“There was a sense that the state was not the right person to mandate specific approaches. It was very much about empowering the frontline, you hold them accountable for outcomes, you give them a set of options, you nudge them towards the one that you think might be right. But ultimately, you respect their right to do something differently if they don't want to. If you look at the broader Gove reforms, they took one of two directions. So they were either incredibly prescriptive or incredibly loose. It was ‘either get rid of government-set assessment levels at primary school, we do not care at all what you put in their place.’ Or it was incredibly prescriptive, with phonics put into funding agreements.”
This example begins with a straightforward statement of the ‘tight but loose’ strategy, but then shifts towards ‘nudges’, before acknowledging incoherence, as policies shifted towards ‘control through conditionality’.
“I do think that we should give the profession more autonomy… but autonomy always has to come with accountability. …politicians have to look at Britain and say, ‘well, what does Britain need?’... If brain surgeons used a mallet and a chisel to crack open somebody’s head and perform brain surgery and most died, and yet we knew that in other countries they used very sophisticated drills and hygiene, shouldn’t ministers be making speeches about the drill and hygiene rather than the mallet and the chisel…There comes a point when ministers can intervene in these things.”
Here, ‘tight but loose’ is once again the starting point, but then a new strategy gets introduced - the ‘autonomy with national priorities’ approach. We then shift back to ‘autonomy unless the evidence is overwhelming’.
Each of the examples so far comes from the Conservative (or Conservative-led) era but as my first interviewee pointed out, messiness is nothing new in policy. This is clear in my fourth quote which relates to the Labour government era:
“School autonomy was always part of the agenda but… the way I would tell that story … was: ‘yes we're increasing school autonomy - we're putting more money in school budgets and it’ll be up to you how you spend it. But there are a couple of national priorities...
So we're giving you specific money, and you have to do this.... You do have to train the teachers because you don't know where they're going to go… so we're going to train everybody to do these things and you're going to be held to account for results...
Autonomy is not unconditional… the idea that autonomy is going to work is fine if they're all really good schools… But it's not fine if you're not quite at that point… as a system goes from awful to adequate, adequate to good and good to great, you shift the autonomy.”

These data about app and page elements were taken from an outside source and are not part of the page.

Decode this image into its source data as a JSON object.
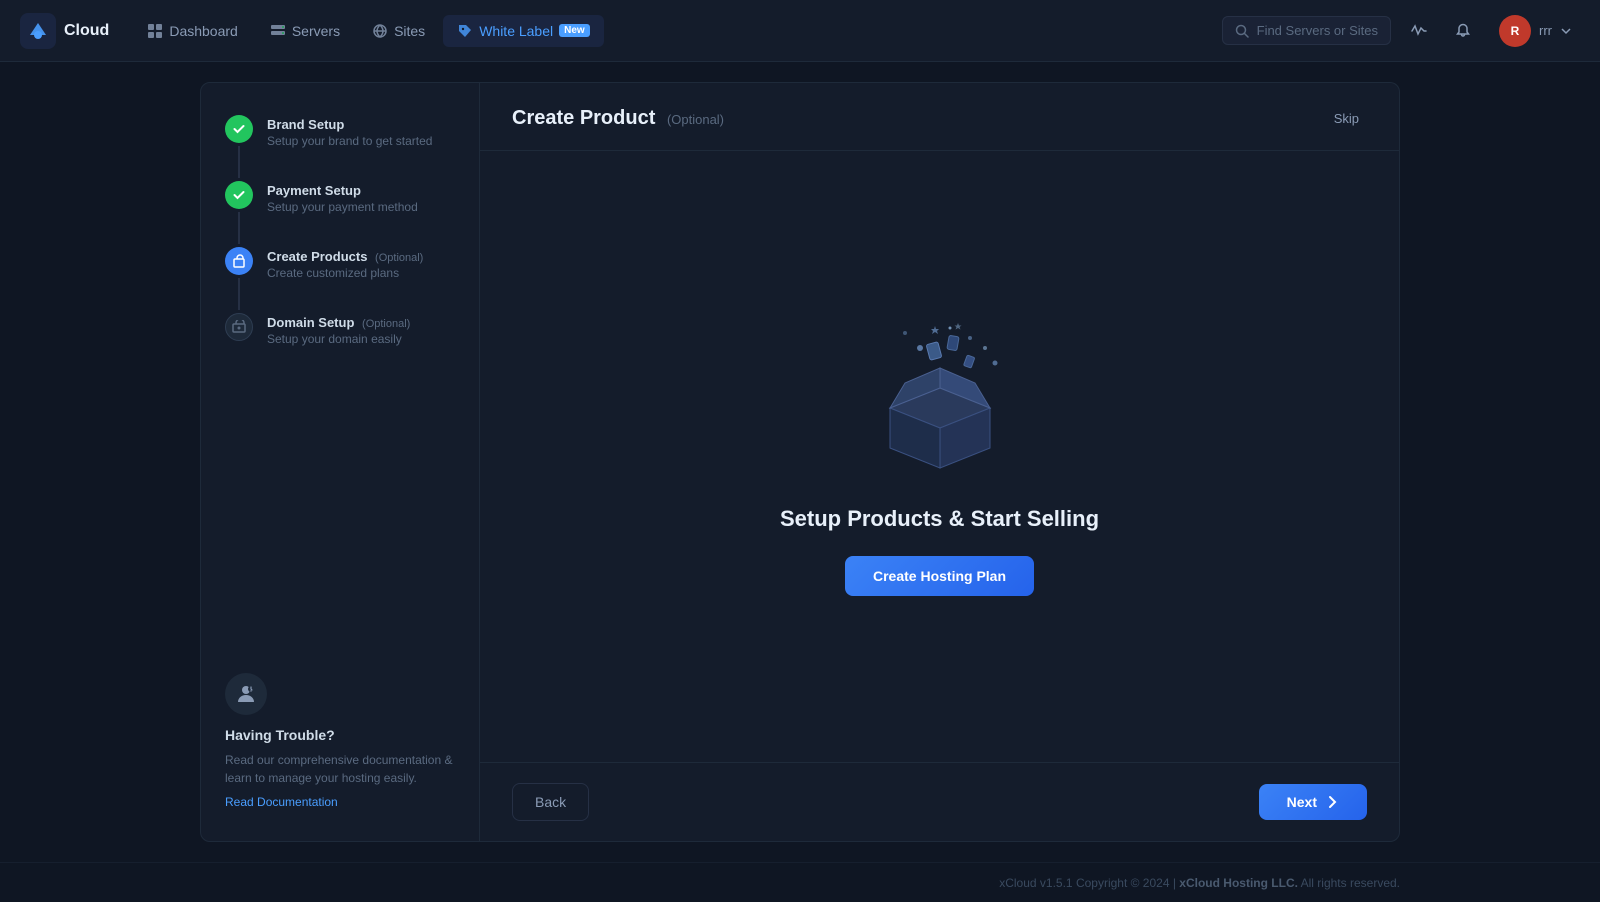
{
  "topbar": {
    "logo_text": "Cloud",
    "nav_items": [
      {
        "id": "dashboard",
        "label": "Dashboard",
        "icon": "grid"
      },
      {
        "id": "servers",
        "label": "Servers",
        "icon": "server"
      },
      {
        "id": "sites",
        "label": "Sites",
        "icon": "globe"
      },
      {
        "id": "white-label",
        "label": "White Label",
        "icon": "tag",
        "badge": "New",
        "active": true
      }
    ],
    "search_placeholder": "Find Servers or Sites",
    "username": "rrr"
  },
  "sidebar": {
    "steps": [
      {
        "id": "brand-setup",
        "title": "Brand Setup",
        "subtitle": "Setup your brand to get started",
        "status": "done",
        "optional": false
      },
      {
        "id": "payment-setup",
        "title": "Payment Setup",
        "subtitle": "Setup your payment method",
        "status": "done",
        "optional": false
      },
      {
        "id": "create-products",
        "title": "Create Products",
        "subtitle": "Create customized plans",
        "status": "active",
        "optional": true
      },
      {
        "id": "domain-setup",
        "title": "Domain Setup",
        "subtitle": "Setup your domain easily",
        "status": "pending",
        "optional": true
      }
    ],
    "help": {
      "title": "Having Trouble?",
      "description": "Read our comprehensive documentation & learn to manage your hosting easily.",
      "link_text": "Read Documentation"
    }
  },
  "content": {
    "title": "Create Product",
    "optional_tag": "(Optional)",
    "skip_label": "Skip",
    "setup_title": "Setup Products & Start Selling",
    "create_btn_label": "Create Hosting Plan",
    "back_btn_label": "Back",
    "next_btn_label": "Next"
  },
  "footer": {
    "version": "xCloud v1.5.1",
    "copyright": "Copyright © 2024 |",
    "company": "xCloud Hosting LLC.",
    "rights": "All rights reserved."
  }
}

Here we see many of the same rationales: ‘autonomy combined with national priorities;’ followed by ‘control through conditionality;’ then ‘support with accountability;’ and then ‘earned autonomy’.

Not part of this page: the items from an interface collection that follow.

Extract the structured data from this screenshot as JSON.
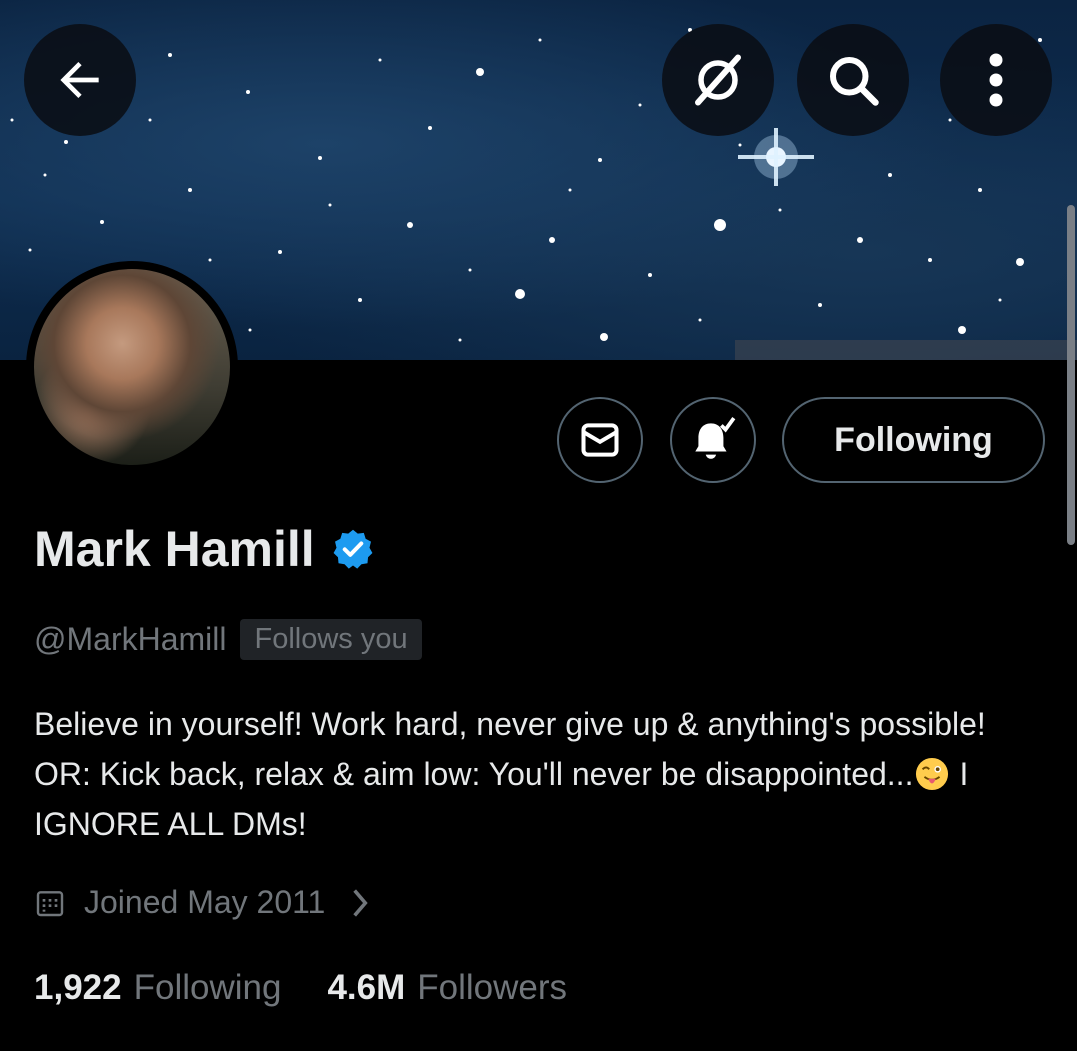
{
  "header": {
    "back_icon": "arrow-left-icon",
    "grok_icon": "grok-slash-icon",
    "search_icon": "search-icon",
    "more_icon": "more-vertical-icon"
  },
  "profile": {
    "display_name": "Mark Hamill",
    "verified": true,
    "handle": "@MarkHamill",
    "follows_you_label": "Follows you",
    "bio_part1": "Believe in yourself! Work hard, never give up & anything's possible! OR: Kick back, relax & aim low: You'll never be disappointed...",
    "bio_emoji": "winking-face-with-tongue",
    "bio_part2": "I IGNORE ALL DMs!",
    "joined": "Joined May 2011"
  },
  "actions": {
    "message_icon": "envelope-icon",
    "notify_icon": "bell-check-icon",
    "follow_label": "Following"
  },
  "stats": {
    "following_count": "1,922",
    "following_label": "Following",
    "followers_count": "4.6M",
    "followers_label": "Followers"
  },
  "colors": {
    "background": "#000000",
    "verified_blue": "#1d9bf0",
    "muted_text": "#71767b",
    "border": "#536471"
  }
}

Ultimately there will always be a degree of messiness in these things and blindly following one mantra is pure dogmatism. However, if we want a more coherent approach in future, then surely policymakers need to be clearer about their intended approach and explicit about the trade-offs. Otherwise, it's too easy to end up with drift and contradiction.
Moreover, this isn’t only important when it comes to government policy; as I’ll discuss in next week’s blog, it’s also something schools and trusts need to think about when mapping their own way to educational equity.
This blog was in response to our discussion series 'Mapping The Way to a More Equitable Future for Education' which brings together key voices from the education sector to discuss the barriers to equity in education, and the information policy makers and practitioners might need to overcome them.